REMINDER: MAPOA NVIS Contest 30 SEP 17

IMG_0601

Shoot, Move, Communicate. Time to get out and train. No excuse not to, and here’s an opportunity. Mid Atlantic Portable Operator’s Association NVIS contest– put that snazzy field rig to work amid the horrible solar conditions. Kit bash your gear and make it better. There’s only one way to know and that’s by doing it.

Like the Patch? 144:1 will square you away. Like the chest rig? UW Gear will do the same.

 

Advertisements

6 thoughts on “REMINDER: MAPOA NVIS Contest 30 SEP 17

  1. Scurvy

    Nice to see you’re insulating your battery terminals.

    Did you learn the hard way when you brushed some metal across or do one of the old timers enlighten you before it happened?

    Thanks for providing the venue to learn from those that I would never have the opportunity to meet.

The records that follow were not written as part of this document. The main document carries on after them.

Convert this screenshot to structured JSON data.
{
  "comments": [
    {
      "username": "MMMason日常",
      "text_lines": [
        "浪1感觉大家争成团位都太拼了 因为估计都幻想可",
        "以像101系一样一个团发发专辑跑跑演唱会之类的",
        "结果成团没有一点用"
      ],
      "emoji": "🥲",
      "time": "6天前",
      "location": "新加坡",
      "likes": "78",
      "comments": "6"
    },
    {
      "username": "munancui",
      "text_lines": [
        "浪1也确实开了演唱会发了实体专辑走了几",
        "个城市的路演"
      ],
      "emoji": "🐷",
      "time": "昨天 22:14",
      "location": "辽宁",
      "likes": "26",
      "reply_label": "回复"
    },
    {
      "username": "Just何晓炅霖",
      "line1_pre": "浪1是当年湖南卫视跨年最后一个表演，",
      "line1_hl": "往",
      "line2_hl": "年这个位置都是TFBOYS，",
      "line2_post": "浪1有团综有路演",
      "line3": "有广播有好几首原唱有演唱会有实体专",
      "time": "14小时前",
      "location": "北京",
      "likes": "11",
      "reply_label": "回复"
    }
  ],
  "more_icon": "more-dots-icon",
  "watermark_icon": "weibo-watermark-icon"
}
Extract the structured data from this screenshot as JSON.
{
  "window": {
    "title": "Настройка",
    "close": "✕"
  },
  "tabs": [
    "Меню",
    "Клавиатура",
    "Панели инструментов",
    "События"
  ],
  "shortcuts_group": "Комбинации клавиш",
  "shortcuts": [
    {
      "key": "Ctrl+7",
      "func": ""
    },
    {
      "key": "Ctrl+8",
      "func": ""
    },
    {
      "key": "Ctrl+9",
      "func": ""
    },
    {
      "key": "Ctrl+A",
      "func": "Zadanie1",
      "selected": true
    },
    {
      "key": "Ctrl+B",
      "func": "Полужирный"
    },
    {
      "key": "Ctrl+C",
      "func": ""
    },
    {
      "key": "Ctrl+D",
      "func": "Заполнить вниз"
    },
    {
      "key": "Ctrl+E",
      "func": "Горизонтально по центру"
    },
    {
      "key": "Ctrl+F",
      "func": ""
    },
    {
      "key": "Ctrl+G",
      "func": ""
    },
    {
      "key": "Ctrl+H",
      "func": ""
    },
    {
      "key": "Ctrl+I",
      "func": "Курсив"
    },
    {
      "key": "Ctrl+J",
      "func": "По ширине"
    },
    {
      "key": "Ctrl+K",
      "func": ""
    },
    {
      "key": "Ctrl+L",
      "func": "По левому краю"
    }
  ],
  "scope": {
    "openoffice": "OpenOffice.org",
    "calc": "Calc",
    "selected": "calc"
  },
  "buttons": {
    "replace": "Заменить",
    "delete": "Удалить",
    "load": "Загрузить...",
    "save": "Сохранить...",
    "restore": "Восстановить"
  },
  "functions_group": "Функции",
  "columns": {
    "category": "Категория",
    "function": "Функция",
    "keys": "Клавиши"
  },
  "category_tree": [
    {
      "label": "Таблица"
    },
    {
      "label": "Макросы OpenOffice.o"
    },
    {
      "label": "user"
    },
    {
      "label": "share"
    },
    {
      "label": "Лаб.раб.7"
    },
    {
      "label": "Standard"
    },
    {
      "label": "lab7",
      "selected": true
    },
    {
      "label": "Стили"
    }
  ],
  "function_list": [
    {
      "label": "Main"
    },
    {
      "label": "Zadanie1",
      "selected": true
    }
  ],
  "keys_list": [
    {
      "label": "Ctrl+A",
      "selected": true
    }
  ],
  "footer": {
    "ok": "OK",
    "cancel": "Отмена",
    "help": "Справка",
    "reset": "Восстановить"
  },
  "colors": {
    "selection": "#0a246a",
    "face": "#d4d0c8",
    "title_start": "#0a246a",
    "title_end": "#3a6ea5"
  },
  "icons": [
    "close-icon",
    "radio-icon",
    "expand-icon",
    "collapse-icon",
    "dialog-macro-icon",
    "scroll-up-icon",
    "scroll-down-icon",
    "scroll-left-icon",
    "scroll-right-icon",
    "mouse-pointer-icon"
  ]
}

    Liked by 1 person

      1. LodeRunner

        When dealing with any type of high-current source, good insulation is mandatory – and for field gear, that should include abrasion resistance sufficient to prevent a short-circuit caused by 10,000+ repetitions of load-shifting in your pack. The alternative is to invite a ‘hot surprise’ at the worst possible moment, i.e. when your urgently engaged with other activities — such as moving to cover under direct fire.

        Liked by 1 person

  2. LodeRunner

    Mike B. et all;

    “Resonant” antennas are only important if you want to minimize the losses common to nearly all commercial “antenna tuner” units A.K.A. an “ATU” or “Transmatch”.

    And while those losses may not mean much when you’re running a hundred watts and a “big” antenna – they can mean the difference between success and failure when running QRP (low power) and/or with small, compromise antennas – as is common when running mobile, and in field-expedient setups.

    “Tuners” are most efficient when the VSWR of the antenna itself are 2:1 or less, and you’re just ‘touching up’ the match to optimize it. But running blind into the end of a random wire [or any other non-resonant radiator] the VSWR may be 20:1 or worse. The worse the natural VSWR of the antenna at the operating frequency, the worse the losses in the ‘tuner’ will be. This applies equally to BALUNs and UNUNs operated in a mis-matched condition. When the natural VSWR of the antenna is 20:1 or worse, you’ll be lucky to get 10% of your power into the air as signal – that’s a 90% power loss!

    The same [probably] applies to your received signals – you may be deaf because of the losses in the sytem. Some radio/ATU combinations are more forgiving of mismatch on RX than others – do you know how your radio and ATU behave under such conditions? Some radios with built-in ATUs give you the option to include/exclude the ATU on receive – do you know how yours is set up, and have you tested the difference between your available options? You should.

    To say “DGAF” about something, when you have no knowledge of the magnitude of loss(es) it will cause, is not a wise approach – get an antenna analyzer and test your antenna *without* a tuner or balun in line, and see what its natural feed impedance is on the band(s) you intend to operate it on. You may discover that some changes are in order.

    And that is why taking your kit to the field and testing it is an essential part of readiness – unless being ready to fail is part of your plan.

    Operated with a friend and ally for the MAPOA contest yesterday. Not much activity was heard, but we did learn some important weaknesses [failure modes] about his current digital kit. Weaknesses which have now been resolved —
    and THAT turned out to be the most valuable part of the day.

    Liked by 1 person

Comments are closed.